An ordinary family man, geologist, and Mormon, Soren Johansson has always believed he'll be reunited with his loved ones after death in an eternal hereafter. Then, he dies. Soren wakes to find himself cast by a God he has never heard of into a Hell whose dimensions he can barely grasp: a vast library he can only escape from by finding the book that contains the story of his life.
In this haunting existential novella, author, philosopher, and ecologist Steven L. Peck explores a subversive vision of eternity, taking the reader on a journey through the afterlife of a world where everything everyone believed in turns out to be wrong.
©2012 Strange Violin Editions (P)2012 Strange Violin Editions
I have not read the print version (yet).
There is really no other book to compare it to; that said, this novella is an excellent examination of human morality, character, religious belief systems, etc. Excellent!
Very well done!
The demon at the beginning of the story.
Read or listen to this story, it will stay with you for a long time.
Steven L. Peck turns a very abstract concept into an emotionally understandable and terrifying reality. Imagine a library with more books than there are electrons in the known universe; now imagine that you had to find one book among them. It's very hard to imagine this, but Steven tells the story with great skill and brings you through the joy, despair, hope, and hopelessness of the situation. Spiritual, philosophical, but also very down-to-earth, A Short Stay in Hell made me feel so many things that I will never forget it (when I finished it I had to go into the house and hug my wife). If you like thinking about "big questions" like how large the universe is and what immortality might be like, this book may teach you a lot of things.
Sergei Burbank read the book in a simple, honest tone, which suited the narrator very well.
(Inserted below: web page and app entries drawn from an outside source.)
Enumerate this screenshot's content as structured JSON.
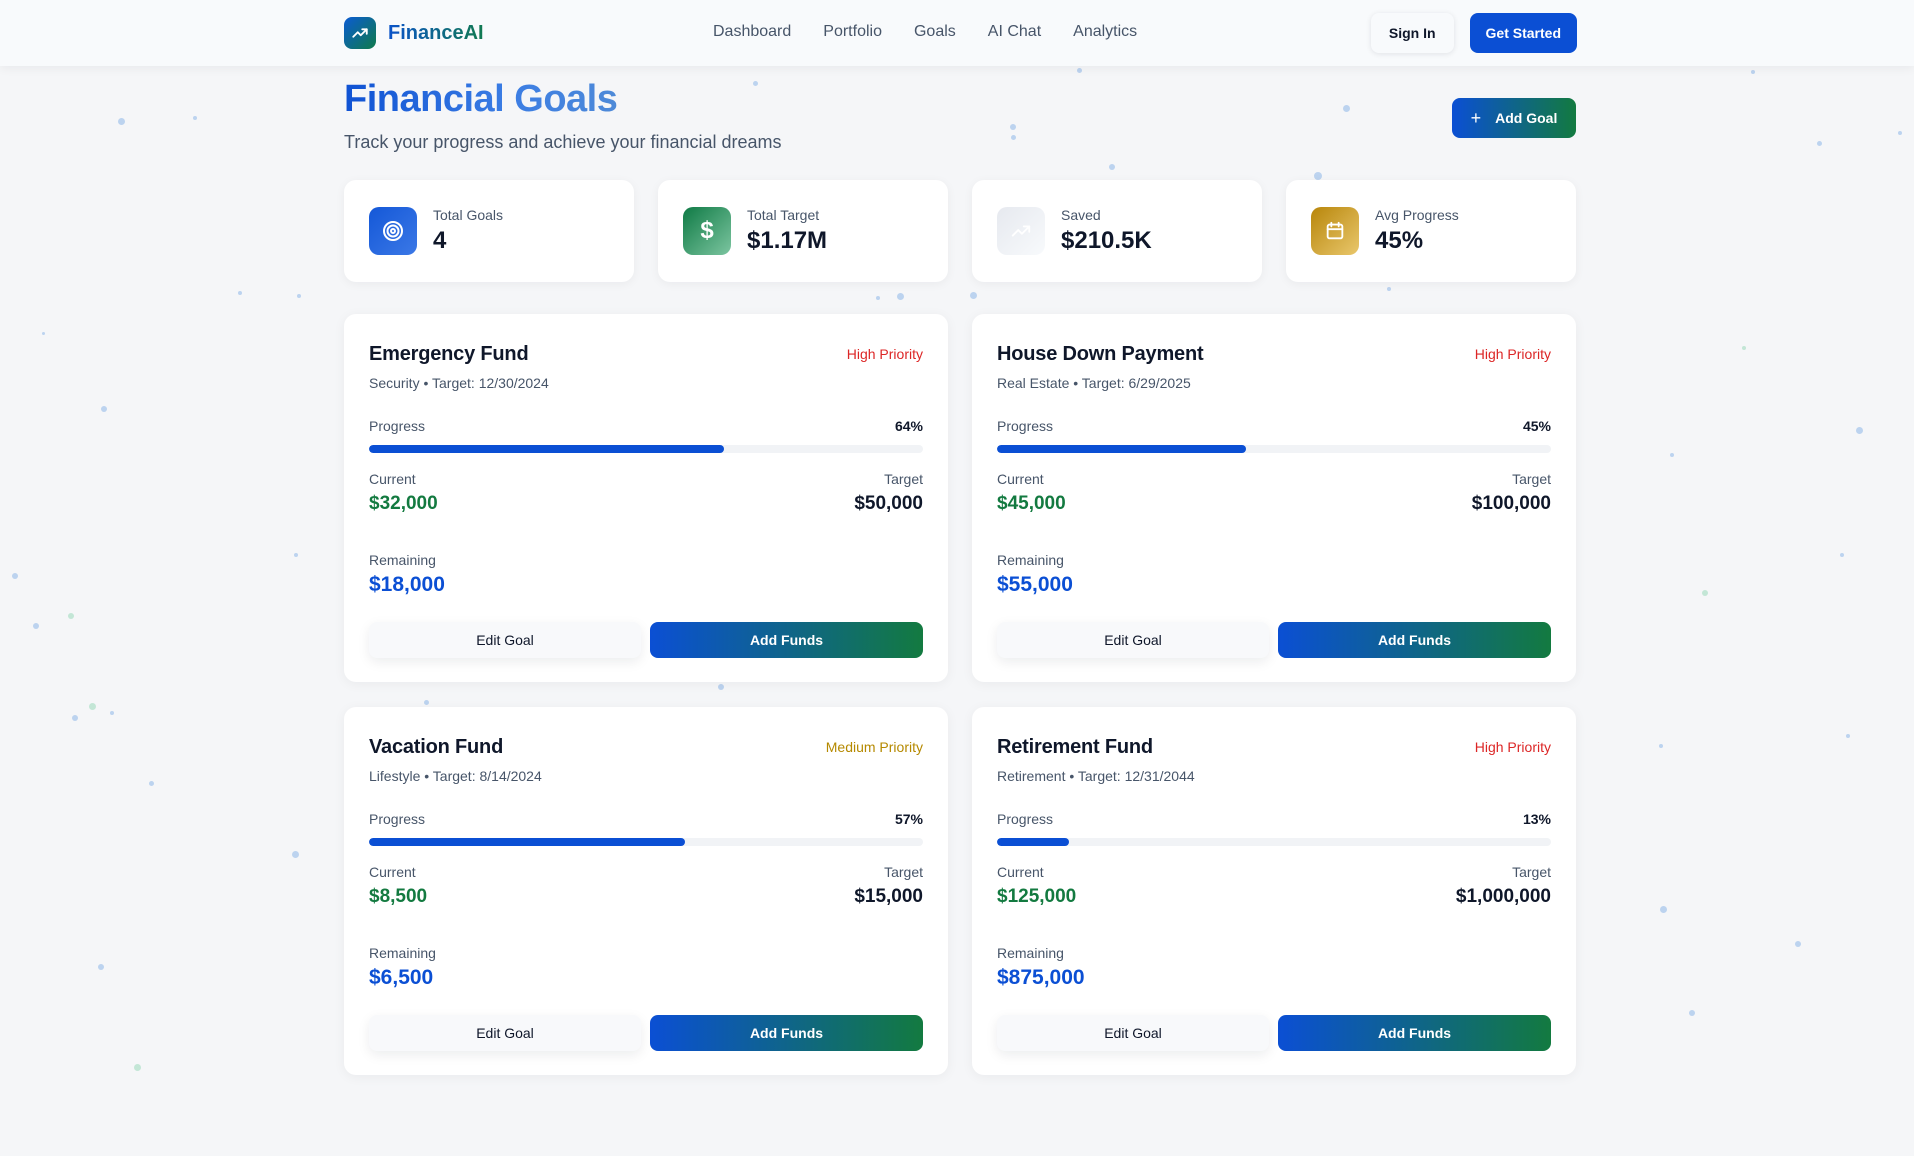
{
  "nav": {
    "brand": "FinanceAI",
    "links": [
      "Dashboard",
      "Portfolio",
      "Goals",
      "AI Chat",
      "Analytics"
    ],
    "sign_in": "Sign In",
    "get_started": "Get Started"
  },
  "header": {
    "title": "Financial Goals",
    "subtitle": "Track your progress and achieve your financial dreams",
    "add_goal": "Add Goal"
  },
  "stats": [
    {
      "label": "Total Goals",
      "value": "4",
      "icon": "target-icon"
    },
    {
      "label": "Total Target",
      "value": "$1.17M",
      "icon": "dollar-icon"
    },
    {
      "label": "Saved",
      "value": "$210.5K",
      "icon": "trending-up-icon"
    },
    {
      "label": "Avg Progress",
      "value": "45%",
      "icon": "calendar-icon"
    }
  ],
  "goals": [
    {
      "name": "Emergency Fund",
      "priority": "High Priority",
      "priority_color": "#dc2626",
      "meta": "Security • Target: 12/30/2024",
      "progress_label": "Progress",
      "progress_pct": "64%",
      "progress": 0.64,
      "current_label": "Current",
      "current": "$32,000",
      "target_label": "Target",
      "target": "$50,000",
      "remaining_label": "Remaining",
      "remaining": "$18,000",
      "edit": "Edit Goal",
      "fund": "Add Funds"
    },
    {
      "name": "House Down Payment",
      "priority": "High Priority",
      "priority_color": "#dc2626",
      "meta": "Real Estate • Target: 6/29/2025",
      "progress_label": "Progress",
      "progress_pct": "45%",
      "progress": 0.45,
      "current_label": "Current",
      "current": "$45,000",
      "target_label": "Target",
      "target": "$100,000",
      "remaining_label": "Remaining",
      "remaining": "$55,000",
      "edit": "Edit Goal",
      "fund": "Add Funds"
    },
    {
      "name": "Vacation Fund",
      "priority": "Medium Priority",
      "priority_color": "#b58900",
      "meta": "Lifestyle • Target: 8/14/2024",
      "progress_label": "Progress",
      "progress_pct": "57%",
      "progress": 0.57,
      "current_label": "Current",
      "current": "$8,500",
      "target_label": "Target",
      "target": "$15,000",
      "remaining_label": "Remaining",
      "remaining": "$6,500",
      "edit": "Edit Goal",
      "fund": "Add Funds"
    },
    {
      "name": "Retirement Fund",
      "priority": "High Priority",
      "priority_color": "#dc2626",
      "meta": "Retirement • Target: 12/31/2044",
      "progress_label": "Progress",
      "progress_pct": "13%",
      "progress": 0.13,
      "current_label": "Current",
      "current": "$125,000",
      "target_label": "Target",
      "target": "$1,000,000",
      "remaining_label": "Remaining",
      "remaining": "$875,000",
      "edit": "Edit Goal",
      "fund": "Add Funds"
    }
  ],
  "colors": {
    "accent_blue": "#0b4fd4",
    "accent_green": "#137a40",
    "high_priority": "#dc2626",
    "medium_priority": "#b58900"
  }
}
It felt like I was sitting with the main character, listening to him tell me his story.
One day, this will all be a distant memory.
Report Inappropriate Content